This chapter provides an overview of the major components of the assessment design. It begins with a brief description of the 2014 NAEP Technology and Engineering Literacy Assessment and follows that with a discussion of the types of assessment tasks and items, how they can be used to measure student understanding and skills, how students will respond to these tasks, and how their responses will be monitored and evaluated. In addition, this chapter describes how the assessment should be balanced across the major assessment areas in technology and engineering literacy as well as across the practices. The types of items to be included in the assessment are described, and examples are provided. English language learners and students with disabilities were recognized from the start as an important part of the student population to be included in the 2014 NAEP Technology and Engineering Literacy Assessment, and thus were considered as the assessment framework was developed. Concepts of universal design for assessment were considered as one way for the assessment to be more inclusive of all students.

Overview of the NAEP Technology and Engineering Literacy Assessment

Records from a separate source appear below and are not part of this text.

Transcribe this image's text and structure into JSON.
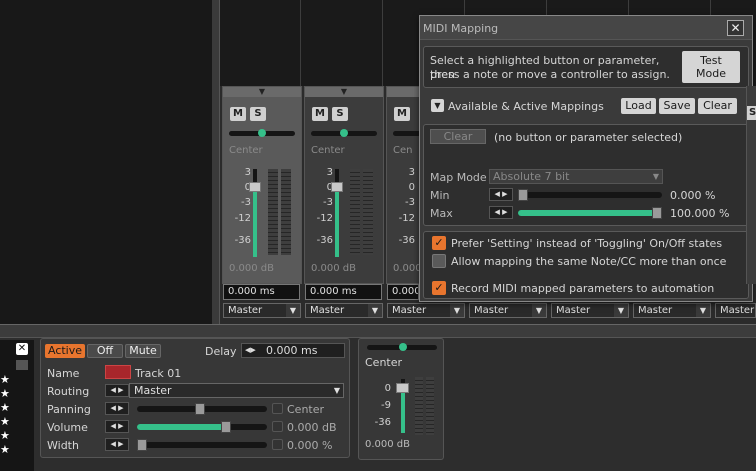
{
  "mixer": {
    "mute": "M",
    "solo": "S",
    "scale": [
      "3",
      "0",
      "-3",
      "-12",
      "-36"
    ],
    "route": "Master",
    "strips": [
      {
        "pan": "Center",
        "db": "0.000 dB",
        "ms": "0.000 ms"
      },
      {
        "pan": "Center",
        "db": "0.000 dB",
        "ms": "0.000 ms"
      },
      {
        "pan": "Cen",
        "db": "0.000",
        "ms": "0.000"
      }
    ]
  },
  "track": {
    "active_label": "Active",
    "off_label": "Off",
    "mute_label": "Mute",
    "delay_label": "Delay",
    "delay_value": "0.000 ms",
    "name_label": "Name",
    "name": "Track 01",
    "routing_label": "Routing",
    "routing": "Master",
    "panning_label": "Panning",
    "panning": "Center",
    "volume_label": "Volume",
    "volume": "0.000 dB",
    "width_label": "Width",
    "width": "0.000 %"
  },
  "mini": {
    "pan": "Center",
    "scale": [
      "0",
      "-9",
      "-36"
    ],
    "db": "0.000 dB"
  },
  "dialog": {
    "title": "MIDI Mapping",
    "instructions_1": "Select a highlighted button or parameter, then",
    "instructions_2": "press a note or move a controller to assign.",
    "test_label_1": "Test",
    "test_label_2": "Mode",
    "mappings_label": "Available & Active Mappings",
    "load": "Load",
    "save": "Save",
    "clear": "Clear",
    "selection_status": "(no button or parameter selected)",
    "map_mode_label": "Map Mode",
    "map_mode": "Absolute 7 bit",
    "min_label": "Min",
    "min_value": "0.000 %",
    "max_label": "Max",
    "max_value": "100.000 %",
    "opt_prefer": "Prefer 'Setting' instead of 'Toggling' On/Off states",
    "opt_allow": "Allow mapping the same Note/CC more than once",
    "opt_record": "Record MIDI mapped parameters to automation"
  }
}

In 2014 the NAEP Technology and Engineering Literacy Assessment will be conducted at the national level grade 8. The assessment will include tasks and items sampled from the domain of technology and engineering literacy achievement identified by the intersection of the three major areas of technology and engineering literacy and the crosscutting practices. The assessment will be administered by computer and will be composed of sets of long scenarios, short scenarios, and discrete items. Within each of these types of tasks there will be a variety of selected response items and short and extended constructed response items. Student responses will be measured both directly and, in the scenario-based tasks, through their interactions with simulated tools and their manipulation of components of systems.